===== EXERCISE INPUT

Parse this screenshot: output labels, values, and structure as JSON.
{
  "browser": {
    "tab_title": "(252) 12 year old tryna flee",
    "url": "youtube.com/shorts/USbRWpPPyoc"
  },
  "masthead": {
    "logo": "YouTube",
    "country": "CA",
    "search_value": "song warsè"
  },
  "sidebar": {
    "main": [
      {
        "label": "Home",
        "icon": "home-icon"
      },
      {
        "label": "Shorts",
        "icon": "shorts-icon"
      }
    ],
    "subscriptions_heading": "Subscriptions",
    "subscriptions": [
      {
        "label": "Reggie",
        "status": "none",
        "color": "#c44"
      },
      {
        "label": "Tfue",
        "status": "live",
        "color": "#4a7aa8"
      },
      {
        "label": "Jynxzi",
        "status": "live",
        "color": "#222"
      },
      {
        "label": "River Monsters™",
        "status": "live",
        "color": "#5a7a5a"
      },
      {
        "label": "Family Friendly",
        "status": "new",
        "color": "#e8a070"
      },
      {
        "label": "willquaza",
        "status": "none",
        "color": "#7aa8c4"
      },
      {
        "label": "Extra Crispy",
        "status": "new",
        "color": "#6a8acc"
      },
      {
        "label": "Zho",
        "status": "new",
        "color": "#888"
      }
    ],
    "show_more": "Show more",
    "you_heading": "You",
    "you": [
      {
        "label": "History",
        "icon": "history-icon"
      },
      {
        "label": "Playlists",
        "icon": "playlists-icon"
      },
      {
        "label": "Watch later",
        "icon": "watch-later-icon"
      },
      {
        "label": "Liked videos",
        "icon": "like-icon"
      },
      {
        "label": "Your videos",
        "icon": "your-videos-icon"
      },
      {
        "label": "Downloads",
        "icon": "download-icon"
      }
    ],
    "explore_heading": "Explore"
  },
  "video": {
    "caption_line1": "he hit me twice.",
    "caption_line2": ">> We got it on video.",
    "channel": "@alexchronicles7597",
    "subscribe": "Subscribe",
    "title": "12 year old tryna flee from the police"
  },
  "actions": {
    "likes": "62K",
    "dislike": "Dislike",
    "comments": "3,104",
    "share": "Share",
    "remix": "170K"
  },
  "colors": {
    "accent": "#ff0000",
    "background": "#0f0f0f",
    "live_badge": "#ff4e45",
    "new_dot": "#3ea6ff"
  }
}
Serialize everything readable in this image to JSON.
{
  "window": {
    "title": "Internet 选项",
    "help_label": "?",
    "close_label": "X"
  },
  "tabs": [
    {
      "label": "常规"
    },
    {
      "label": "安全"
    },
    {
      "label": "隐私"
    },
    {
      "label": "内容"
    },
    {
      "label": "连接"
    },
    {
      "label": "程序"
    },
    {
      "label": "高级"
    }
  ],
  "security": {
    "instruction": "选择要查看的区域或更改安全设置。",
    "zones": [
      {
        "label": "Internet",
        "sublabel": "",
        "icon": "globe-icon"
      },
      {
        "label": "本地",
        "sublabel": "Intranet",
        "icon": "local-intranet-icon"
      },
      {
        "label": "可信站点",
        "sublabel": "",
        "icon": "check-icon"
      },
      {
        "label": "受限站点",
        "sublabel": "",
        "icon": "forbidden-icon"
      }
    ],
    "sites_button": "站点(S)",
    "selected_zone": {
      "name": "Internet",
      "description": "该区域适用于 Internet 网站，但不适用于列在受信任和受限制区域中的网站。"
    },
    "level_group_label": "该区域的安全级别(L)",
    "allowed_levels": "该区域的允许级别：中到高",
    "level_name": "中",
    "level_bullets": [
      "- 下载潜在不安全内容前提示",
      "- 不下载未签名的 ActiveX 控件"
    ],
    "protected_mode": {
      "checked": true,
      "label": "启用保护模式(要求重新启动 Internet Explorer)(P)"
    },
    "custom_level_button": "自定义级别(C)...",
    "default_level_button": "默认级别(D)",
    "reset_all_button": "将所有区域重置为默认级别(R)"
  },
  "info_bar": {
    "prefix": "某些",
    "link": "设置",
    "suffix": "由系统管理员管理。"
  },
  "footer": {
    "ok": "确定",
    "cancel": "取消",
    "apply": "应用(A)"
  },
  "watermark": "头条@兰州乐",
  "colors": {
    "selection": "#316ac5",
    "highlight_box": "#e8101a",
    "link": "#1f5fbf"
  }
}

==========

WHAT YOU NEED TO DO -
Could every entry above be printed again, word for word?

REPLY -
Parse this screenshot: output labels, values, and structure as JSON.
{
  "browser": {
    "tab_title": "(252) 12 year old tryna flee",
    "url": "youtube.com/shorts/USbRWpPPyoc"
  },
  "masthead": {
    "logo": "YouTube",
    "country": "CA",
    "search_value": "song warsè"
  },
  "sidebar": {
    "main": [
      {
        "label": "Home",
        "icon": "home-icon"
      },
      {
        "label": "Shorts",
        "icon": "shorts-icon"
      }
    ],
    "subscriptions_heading": "Subscriptions",
    "subscriptions": [
      {
        "label": "Reggie",
        "status": "none",
        "color": "#c44"
      },
      {
        "label": "Tfue",
        "status": "live",
        "color": "#4a7aa8"
      },
      {
        "label": "Jynxzi",
        "status": "live",
        "color": "#222"
      },
      {
        "label": "River Monsters™",
        "status": "live",
        "color": "#5a7a5a"
      },
      {
        "label": "Family Friendly",
        "status": "new",
        "color": "#e8a070"
      },
      {
        "label": "willquaza",
        "status": "none",
        "color": "#7aa8c4"
      },
      {
        "label": "Extra Crispy",
        "status": "new",
        "color": "#6a8acc"
      },
      {
        "label": "Zho",
        "status": "new",
        "color": "#888"
      }
    ],
    "show_more": "Show more",
    "you_heading": "You",
    "you": [
      {
        "label": "History",
        "icon": "history-icon"
      },
      {
        "label": "Playlists",
        "icon": "playlists-icon"
      },
      {
        "label": "Watch later",
        "icon": "watch-later-icon"
      },
      {
        "label": "Liked videos",
        "icon": "like-icon"
      },
      {
        "label": "Your videos",
        "icon": "your-videos-icon"
      },
      {
        "label": "Downloads",
        "icon": "download-icon"
      }
    ],
    "explore_heading": "Explore"
  },
  "video": {
    "caption_line1": "he hit me twice.",
    "caption_line2": ">> We got it on video.",
    "channel": "@alexchronicles7597",
    "subscribe": "Subscribe",
    "title": "12 year old tryna flee from the police"
  },
  "actions": {
    "likes": "62K",
    "dislike": "Dislike",
    "comments": "3,104",
    "share": "Share",
    "remix": "170K"
  },
  "colors": {
    "accent": "#ff0000",
    "background": "#0f0f0f",
    "live_badge": "#ff4e45",
    "new_dot": "#3ea6ff"
  }
}
Serialize everything readable in this image to JSON.
{
  "window": {
    "title": "Internet 选项",
    "help_label": "?",
    "close_label": "X"
  },
  "tabs": [
    {
      "label": "常规"
    },
    {
      "label": "安全"
    },
    {
      "label": "隐私"
    },
    {
      "label": "内容"
    },
    {
      "label": "连接"
    },
    {
      "label": "程序"
    },
    {
      "label": "高级"
    }
  ],
  "security": {
    "instruction": "选择要查看的区域或更改安全设置。",
    "zones": [
      {
        "label": "Internet",
        "sublabel": "",
        "icon": "globe-icon"
      },
      {
        "label": "本地",
        "sublabel": "Intranet",
        "icon": "local-intranet-icon"
      },
      {
        "label": "可信站点",
        "sublabel": "",
        "icon": "check-icon"
      },
      {
        "label": "受限站点",
        "sublabel": "",
        "icon": "forbidden-icon"
      }
    ],
    "sites_button": "站点(S)",
    "selected_zone": {
      "name": "Internet",
      "description": "该区域适用于 Internet 网站，但不适用于列在受信任和受限制区域中的网站。"
    },
    "level_group_label": "该区域的安全级别(L)",
    "allowed_levels": "该区域的允许级别：中到高",
    "level_name": "中",
    "level_bullets": [
      "- 下载潜在不安全内容前提示",
      "- 不下载未签名的 ActiveX 控件"
    ],
    "protected_mode": {
      "checked": true,
      "label": "启用保护模式(要求重新启动 Internet Explorer)(P)"
    },
    "custom_level_button": "自定义级别(C)...",
    "default_level_button": "默认级别(D)",
    "reset_all_button": "将所有区域重置为默认级别(R)"
  },
  "info_bar": {
    "prefix": "某些",
    "link": "设置",
    "suffix": "由系统管理员管理。"
  },
  "footer": {
    "ok": "确定",
    "cancel": "取消",
    "apply": "应用(A)"
  },
  "watermark": "头条@兰州乐",
  "colors": {
    "selection": "#316ac5",
    "highlight_box": "#e8101a",
    "link": "#1f5fbf"
  }
}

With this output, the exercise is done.